What is needed: Below are the records; retype them exactly and omit each picture.

:: Provided data

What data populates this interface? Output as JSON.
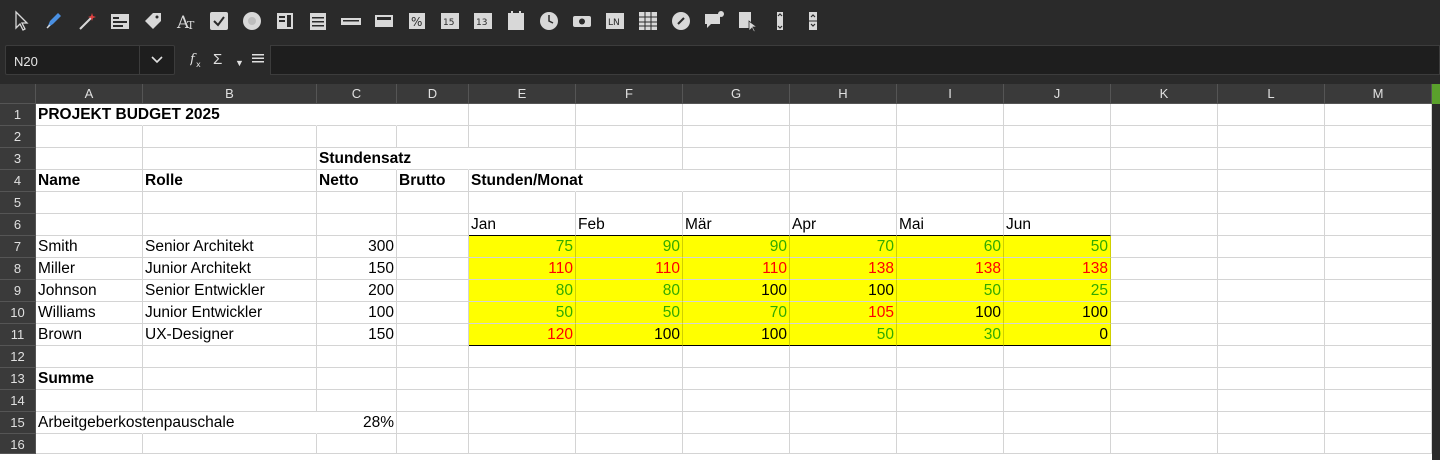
{
  "toolbar": {
    "icons": [
      "select-arrow-icon",
      "pen-icon",
      "magic-wand-icon",
      "form-icon",
      "tag-icon",
      "fontwork-icon",
      "checkbox-icon",
      "radio-icon",
      "list-icon",
      "table-icon",
      "rect-icon",
      "frame-icon",
      "percent-icon",
      "number-icon",
      "number2-icon",
      "calendar-icon",
      "time-icon",
      "image-button-icon",
      "ln-icon",
      "grid-icon",
      "navigator-icon",
      "speech-icon",
      "cursor-doc-icon",
      "vscroll-icon",
      "spin-icon"
    ]
  },
  "formula_bar": {
    "name_box": "N20",
    "formula": ""
  },
  "columns": [
    "A",
    "B",
    "C",
    "D",
    "E",
    "F",
    "G",
    "H",
    "I",
    "J",
    "K",
    "L",
    "M"
  ],
  "rows": [
    "1",
    "2",
    "3",
    "4",
    "5",
    "6",
    "7",
    "8",
    "9",
    "10",
    "11",
    "12",
    "13",
    "14",
    "15",
    "16"
  ],
  "colors": {
    "yellow": "#ffff00",
    "green": "#33aa00",
    "red": "#ff0000",
    "black": "#000000"
  },
  "sheet": {
    "title": "PROJEKT BUDGET 2025",
    "stundensatz": "Stundensatz",
    "headers": {
      "name": "Name",
      "rolle": "Rolle",
      "netto": "Netto",
      "brutto": "Brutto",
      "stunden": "Stunden/Monat"
    },
    "months": [
      "Jan",
      "Feb",
      "Mär",
      "Apr",
      "Mai",
      "Jun"
    ],
    "people": [
      {
        "name": "Smith",
        "role": "Senior Architekt",
        "rate": "300",
        "hours": [
          "75",
          "90",
          "90",
          "70",
          "60",
          "50"
        ],
        "colors": [
          "green",
          "green",
          "green",
          "green",
          "green",
          "green"
        ]
      },
      {
        "name": "Miller",
        "role": "Junior Architekt",
        "rate": "150",
        "hours": [
          "110",
          "110",
          "110",
          "138",
          "138",
          "138"
        ],
        "colors": [
          "red",
          "red",
          "red",
          "red",
          "red",
          "red"
        ]
      },
      {
        "name": "Johnson",
        "role": "Senior Entwickler",
        "rate": "200",
        "hours": [
          "80",
          "80",
          "100",
          "100",
          "50",
          "25"
        ],
        "colors": [
          "green",
          "green",
          "black",
          "black",
          "green",
          "green"
        ]
      },
      {
        "name": "Williams",
        "role": "Junior Entwickler",
        "rate": "100",
        "hours": [
          "50",
          "50",
          "70",
          "105",
          "100",
          "100"
        ],
        "colors": [
          "green",
          "green",
          "green",
          "red",
          "black",
          "black"
        ]
      },
      {
        "name": "Brown",
        "role": "UX-Designer",
        "rate": "150",
        "hours": [
          "120",
          "100",
          "100",
          "50",
          "30",
          "0"
        ],
        "colors": [
          "red",
          "black",
          "black",
          "green",
          "green",
          "black"
        ]
      }
    ],
    "summe": "Summe",
    "pauschale_label": "Arbeitgeberkostenpauschale",
    "pauschale_value": "28%"
  }
}
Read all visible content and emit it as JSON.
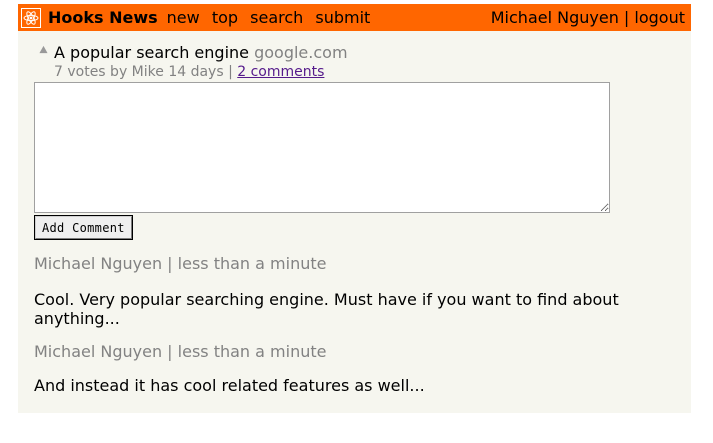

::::

Problem solution:
What data populates this interface? Output as JSON.
{
  "toolbar": {
    "icons": [
      "select-arrow-icon",
      "pen-icon",
      "magic-wand-icon",
      "form-icon",
      "tag-icon",
      "fontwork-icon",
      "checkbox-icon",
      "radio-icon",
      "list-icon",
      "table-icon",
      "rect-icon",
      "frame-icon",
      "percent-icon",
      "number-icon",
      "number2-icon",
      "calendar-icon",
      "time-icon",
      "image-button-icon",
      "ln-icon",
      "grid-icon",
      "navigator-icon",
      "speech-icon",
      "cursor-doc-icon",
      "vscroll-icon",
      "spin-icon"
    ]
  },
  "formula_bar": {
    "name_box": "N20",
    "formula": ""
  },
  "columns": [
    "A",
    "B",
    "C",
    "D",
    "E",
    "F",
    "G",
    "H",
    "I",
    "J",
    "K",
    "L",
    "M"
  ],
  "rows": [
    "1",
    "2",
    "3",
    "4",
    "5",
    "6",
    "7",
    "8",
    "9",
    "10",
    "11",
    "12",
    "13",
    "14",
    "15",
    "16"
  ],
  "colors": {
    "yellow": "#ffff00",
    "green": "#33aa00",
    "red": "#ff0000",
    "black": "#000000"
  },
  "sheet": {
    "title": "PROJEKT BUDGET 2025",
    "stundensatz": "Stundensatz",
    "headers": {
      "name": "Name",
      "rolle": "Rolle",
      "netto": "Netto",
      "brutto": "Brutto",
      "stunden": "Stunden/Monat"
    },
    "months": [
      "Jan",
      "Feb",
      "Mär",
      "Apr",
      "Mai",
      "Jun"
    ],
    "people": [
      {
        "name": "Smith",
        "role": "Senior Architekt",
        "rate": "300",
        "hours": [
          "75",
          "90",
          "90",
          "70",
          "60",
          "50"
        ],
        "colors": [
          "green",
          "green",
          "green",
          "green",
          "green",
          "green"
        ]
      },
      {
        "name": "Miller",
        "role": "Junior Architekt",
        "rate": "150",
        "hours": [
          "110",
          "110",
          "110",
          "138",
          "138",
          "138"
        ],
        "colors": [
          "red",
          "red",
          "red",
          "red",
          "red",
          "red"
        ]
      },
      {
        "name": "Johnson",
        "role": "Senior Entwickler",
        "rate": "200",
        "hours": [
          "80",
          "80",
          "100",
          "100",
          "50",
          "25"
        ],
        "colors": [
          "green",
          "green",
          "black",
          "black",
          "green",
          "green"
        ]
      },
      {
        "name": "Williams",
        "role": "Junior Entwickler",
        "rate": "100",
        "hours": [
          "50",
          "50",
          "70",
          "105",
          "100",
          "100"
        ],
        "colors": [
          "green",
          "green",
          "green",
          "red",
          "black",
          "black"
        ]
      },
      {
        "name": "Brown",
        "role": "UX-Designer",
        "rate": "150",
        "hours": [
          "120",
          "100",
          "100",
          "50",
          "30",
          "0"
        ],
        "colors": [
          "red",
          "black",
          "black",
          "green",
          "green",
          "black"
        ]
      }
    ],
    "summe": "Summe",
    "pauschale_label": "Arbeitgeberkostenpauschale",
    "pauschale_value": "28%"
  }
}
Read all visible content and emit it as JSON.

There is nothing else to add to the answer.